Californians were willing to ignore Arnold Schwarzenegger's alleged career as a serial sexual bigot, despite a total of 16 women coming forward to say he thought nothing of reaching up your skirt or into your blouse. (Sure, they're only allegations. But it was Arnold himself who said that where there's smoke, there's fire. In this case, there was a conflagration.) The fact that one of the actor's defenses was that he didn't realize this was objectionable--and that voters were OK with that--speaks volumes about enduring assumptions about women. What if he'd habitually publicly humiliated black men, or Latinos, or Jews? Yet the revelation that the guy often demeaned women with his hands was written off as partisan politics and even personal behavior. Personal behavior is when you have a girlfriend. When you touch someone intimately without her consent, it's sexual battery.

The point is not that the world has not changed for women since Friedan's book lobbed a hand grenade into the homes of pseudohappy housewives who couldn't understand the malaise that accompanied sparkling Formica and good-looking kids. Hundreds of arenas, from government office to the construction trades, have opened to working women. Of course, when it leaks out that the Vatican is proposing to scale back on the use of altar girls, it shows that the forces of reaction are always waiting, whether beneath hard hats or miters.

But the world hasn't changed as much as we like to tell ourselves. Otherwise "The Feminine Mystique" wouldn't feel so contemporary. Otherwise Duke University wouldn't find itself concentrating on eating disorders and the recruitment of female faculty. Otherwise the governor-elect of California wouldn't be a guy who thinks it's "playful" to grab and grope, and the voters wouldn't ratify that attitude. Part fair game, part perfection: that's a tough standard for 51 percent of everyone. The first women's-rights activists a century ago set out to prove, in Friedan's words, "that woman was not a passive empty mirror." How dispiriting it would be to those long-ago heroines to read of the women at Duke focused on their "cute" reflections in the eyes of others.

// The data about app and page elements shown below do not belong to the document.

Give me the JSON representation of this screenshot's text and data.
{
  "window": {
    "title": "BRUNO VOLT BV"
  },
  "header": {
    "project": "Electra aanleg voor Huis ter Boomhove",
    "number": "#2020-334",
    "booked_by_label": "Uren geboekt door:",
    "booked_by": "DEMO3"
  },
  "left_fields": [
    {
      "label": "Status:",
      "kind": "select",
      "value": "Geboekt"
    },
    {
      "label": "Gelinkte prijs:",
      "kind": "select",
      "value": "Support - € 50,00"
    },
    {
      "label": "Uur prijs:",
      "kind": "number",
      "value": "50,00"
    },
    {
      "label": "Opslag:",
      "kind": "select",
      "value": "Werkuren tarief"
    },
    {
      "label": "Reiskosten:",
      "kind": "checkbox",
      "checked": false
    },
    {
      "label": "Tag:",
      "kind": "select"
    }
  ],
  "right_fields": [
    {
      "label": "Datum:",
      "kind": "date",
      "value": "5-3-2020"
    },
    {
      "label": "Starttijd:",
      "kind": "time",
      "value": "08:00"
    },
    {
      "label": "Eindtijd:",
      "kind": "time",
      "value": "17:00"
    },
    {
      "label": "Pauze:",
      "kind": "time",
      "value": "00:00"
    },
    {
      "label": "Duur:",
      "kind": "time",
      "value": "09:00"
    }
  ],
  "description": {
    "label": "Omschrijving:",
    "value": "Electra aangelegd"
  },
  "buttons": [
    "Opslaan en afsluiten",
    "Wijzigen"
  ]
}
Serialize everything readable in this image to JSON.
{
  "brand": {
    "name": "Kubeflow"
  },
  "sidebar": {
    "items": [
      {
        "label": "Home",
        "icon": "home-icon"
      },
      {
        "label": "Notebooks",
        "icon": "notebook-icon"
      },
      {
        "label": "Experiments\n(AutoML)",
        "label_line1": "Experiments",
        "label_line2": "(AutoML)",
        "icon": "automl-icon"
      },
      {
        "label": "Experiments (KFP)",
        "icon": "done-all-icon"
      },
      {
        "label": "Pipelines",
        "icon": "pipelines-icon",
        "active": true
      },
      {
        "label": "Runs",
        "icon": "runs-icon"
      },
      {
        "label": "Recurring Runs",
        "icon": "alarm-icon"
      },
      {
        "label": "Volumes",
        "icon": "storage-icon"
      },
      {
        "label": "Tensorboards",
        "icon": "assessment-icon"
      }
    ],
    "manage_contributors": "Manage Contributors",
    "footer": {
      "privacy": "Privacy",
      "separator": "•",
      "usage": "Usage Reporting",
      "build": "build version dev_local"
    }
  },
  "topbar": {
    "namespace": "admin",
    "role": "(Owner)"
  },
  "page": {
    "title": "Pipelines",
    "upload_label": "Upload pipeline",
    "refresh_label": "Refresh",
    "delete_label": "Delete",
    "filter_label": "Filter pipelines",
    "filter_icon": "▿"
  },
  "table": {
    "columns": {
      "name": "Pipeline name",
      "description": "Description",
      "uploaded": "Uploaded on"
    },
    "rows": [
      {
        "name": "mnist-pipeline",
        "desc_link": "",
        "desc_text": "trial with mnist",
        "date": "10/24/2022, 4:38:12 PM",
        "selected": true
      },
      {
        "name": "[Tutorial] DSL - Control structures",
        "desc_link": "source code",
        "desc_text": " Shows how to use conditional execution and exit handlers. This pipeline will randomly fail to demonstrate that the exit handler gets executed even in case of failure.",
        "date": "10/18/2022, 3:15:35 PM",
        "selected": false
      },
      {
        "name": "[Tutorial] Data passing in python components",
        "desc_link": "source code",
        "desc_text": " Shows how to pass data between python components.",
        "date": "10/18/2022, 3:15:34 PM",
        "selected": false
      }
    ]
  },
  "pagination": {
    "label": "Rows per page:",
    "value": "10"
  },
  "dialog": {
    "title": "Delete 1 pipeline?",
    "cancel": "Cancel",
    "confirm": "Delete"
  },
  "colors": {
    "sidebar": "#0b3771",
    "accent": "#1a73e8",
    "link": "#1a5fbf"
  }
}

The F word is not an expletive, but an ideal-- one that still has a way to go.